Carmakers call on EU to delay 10% tariff on electric vehicle exports

<span>Photograph: Martin Divíšek/EPA</span>
Photograph: Martin Divíšek/EPA

Car giants including Renault, BMW and Mercedes-Benz have called on EU leaders to “act now” and delay plans for a 10% tariff on electric car exports from Europe.

Renault’s chief, Luca de Meo, led the calls, saying that if the EU did not take action then policymakers would simply be “handing a chunk of the market to global manufacturers” including Chinese companies, which are making significant inroads.

European and UK carmakers timed their call ahead of this week’s gathering of the joint EU-UK Brexit specialised committees on trade. The tariff is due to be enforced from January, but carmakers in the UK and Europe are pushing to delay its introduction by at least three years.

The European commissioner Thierry Breton last week told the Guardian that the Brexit deal could not be re-opened just to appease some sectors of the motor industry, arguing that he had to ensure there was a level playing field across the entire “ecosystem”.

The formal request to cut the tariff has been made by the European Automobile Manufacturer’s Association (ACEA), which first made submissions about the looming tariff in March.

The introduction of the tariff was agreed in 2020 in the Brexit trade and cooperation agreement when it was envisaged that car giants across the UK and the EU would quickly make significant progress in the manufacture of electric vehicles.

Such was the confidence at the time that both Brussels and London, arguing for the interests of their own motor industries, agreed a “rule of origin” clause, imposing a 10% tariff on any electric car that was less than 45% made in the UK or the EU. But by the beginning of this year the motor industry realised that it would not be able to meet those targets, unable to wean itself off components made in China and elsewhere quickly enough to be sufficiently European or British under the rules of origin.

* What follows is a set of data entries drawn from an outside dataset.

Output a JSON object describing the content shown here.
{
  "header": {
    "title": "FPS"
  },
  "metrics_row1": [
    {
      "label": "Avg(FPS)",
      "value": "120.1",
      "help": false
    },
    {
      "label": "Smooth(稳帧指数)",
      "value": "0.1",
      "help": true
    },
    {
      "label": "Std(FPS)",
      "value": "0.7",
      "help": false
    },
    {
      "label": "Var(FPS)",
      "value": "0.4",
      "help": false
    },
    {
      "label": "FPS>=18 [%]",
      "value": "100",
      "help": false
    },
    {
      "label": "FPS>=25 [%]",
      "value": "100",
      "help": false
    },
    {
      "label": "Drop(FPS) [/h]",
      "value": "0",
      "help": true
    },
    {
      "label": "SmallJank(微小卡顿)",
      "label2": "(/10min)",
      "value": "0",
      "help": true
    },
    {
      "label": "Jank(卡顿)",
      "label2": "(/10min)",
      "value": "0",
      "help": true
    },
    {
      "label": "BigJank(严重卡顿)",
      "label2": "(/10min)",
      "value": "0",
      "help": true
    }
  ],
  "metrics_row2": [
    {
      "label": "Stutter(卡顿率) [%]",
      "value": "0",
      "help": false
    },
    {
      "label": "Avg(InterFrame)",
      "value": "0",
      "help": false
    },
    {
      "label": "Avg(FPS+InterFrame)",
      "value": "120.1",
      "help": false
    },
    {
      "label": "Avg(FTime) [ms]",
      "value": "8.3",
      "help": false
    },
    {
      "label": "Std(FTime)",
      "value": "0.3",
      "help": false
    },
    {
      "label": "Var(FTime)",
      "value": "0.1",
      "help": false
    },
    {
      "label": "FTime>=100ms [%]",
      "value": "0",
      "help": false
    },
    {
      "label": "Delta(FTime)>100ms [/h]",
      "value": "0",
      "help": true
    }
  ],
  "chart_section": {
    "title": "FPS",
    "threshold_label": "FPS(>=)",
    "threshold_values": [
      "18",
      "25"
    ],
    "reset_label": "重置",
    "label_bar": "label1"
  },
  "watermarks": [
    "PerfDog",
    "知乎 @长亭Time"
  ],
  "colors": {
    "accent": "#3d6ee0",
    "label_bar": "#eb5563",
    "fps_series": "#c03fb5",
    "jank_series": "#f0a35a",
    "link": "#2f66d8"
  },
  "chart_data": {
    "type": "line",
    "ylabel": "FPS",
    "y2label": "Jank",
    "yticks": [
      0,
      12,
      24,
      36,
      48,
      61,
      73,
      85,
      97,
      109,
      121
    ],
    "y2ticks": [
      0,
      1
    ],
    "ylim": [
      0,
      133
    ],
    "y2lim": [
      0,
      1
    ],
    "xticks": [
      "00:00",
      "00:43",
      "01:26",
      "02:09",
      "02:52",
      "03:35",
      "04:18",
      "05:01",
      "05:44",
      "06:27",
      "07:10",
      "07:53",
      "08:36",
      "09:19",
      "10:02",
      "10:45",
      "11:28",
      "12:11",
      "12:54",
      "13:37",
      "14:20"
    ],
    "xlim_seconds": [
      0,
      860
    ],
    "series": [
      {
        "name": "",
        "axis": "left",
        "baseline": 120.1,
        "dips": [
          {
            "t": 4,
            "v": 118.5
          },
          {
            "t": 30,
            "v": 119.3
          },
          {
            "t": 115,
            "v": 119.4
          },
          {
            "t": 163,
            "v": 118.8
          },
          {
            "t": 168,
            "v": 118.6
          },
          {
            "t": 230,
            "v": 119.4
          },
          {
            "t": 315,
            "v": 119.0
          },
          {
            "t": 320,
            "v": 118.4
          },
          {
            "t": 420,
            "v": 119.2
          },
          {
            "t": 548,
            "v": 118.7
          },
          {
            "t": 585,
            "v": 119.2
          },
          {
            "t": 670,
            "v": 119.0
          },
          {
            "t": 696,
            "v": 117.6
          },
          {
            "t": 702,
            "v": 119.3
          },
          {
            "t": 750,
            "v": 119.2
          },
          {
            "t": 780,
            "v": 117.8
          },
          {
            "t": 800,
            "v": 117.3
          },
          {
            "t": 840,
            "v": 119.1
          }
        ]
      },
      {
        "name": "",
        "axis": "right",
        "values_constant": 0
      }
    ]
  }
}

One of the key problems is the slow progress in producing electric batteries and the lithium hydroxide that powers them.

In Germany, AMG Lithium, the first factory in the EU to make lithium hydroxide, is about to go into production with an order book stretching into 2026.

Its chief executive, Stefan Scherer, said the EU would take years to catch up with Chinese companies because of the lead they have built in this and other chemicals.

European manufacturers said the EU must intervene in the face of “fierce” rivalry.

“Driving up consumer prices of European electric vehicles, at the very time when we need to fight for market share in the face of fierce international competition is not the right move – neither from a business nor an environmental perspective,” said de Meo.

“Europe should be supporting its industry in the net zero transition as other regions do, not hindering it,” he added. “There is a very simple and straightforward solution: extend the current phase-in period for battery rules by three years. We urge the commission to do the right thing.”

ACEA members’ biggest car export market is the UK and it has calculated that a 10% tariff would cost EU car and truck makers €4.3bn over the next three years.

Without a three-year delay to the introduction of the tariff, this cost would have to either be absorbed by the industry or passed on to consumers, they argue, depleting their strength and ultimately threatening jobs in Europe.

The organisation represents most of the big names in vehicle manufacture including Ferrari, Ford, Honda, Hyundai, BMW, DAF Trucks and Daimler Trucks, Jaguar Land Rover, Mercedes-Benz, Renault, Toyota, Volkswagen and Volvo.

In the UK, the Society of Motor Manufacturers and Traders chief executive Mike Hawes said that the levy would “damage the entire automotive ecosystem on both sides of the Channel”.

Stellantis, the owner of 14 big brands including Vauxhall, has made similar submissions in the UK, saying it may have to close down operations in Britain with the loss of jobs if the tariff is imposed. Politicians in Germany, home to a powerful motor industry, are also pushing the EU for a delay.

Carmakers in the EU still account for 70% of all vehicle sales in the bloc but, in the electric car sector, China now accounts for 4% of the market, with manufacturers offering entry-level EVs at under €30,000.

A decision on whether to delay the tariff could be made at the next prime ministers’ summit in early October.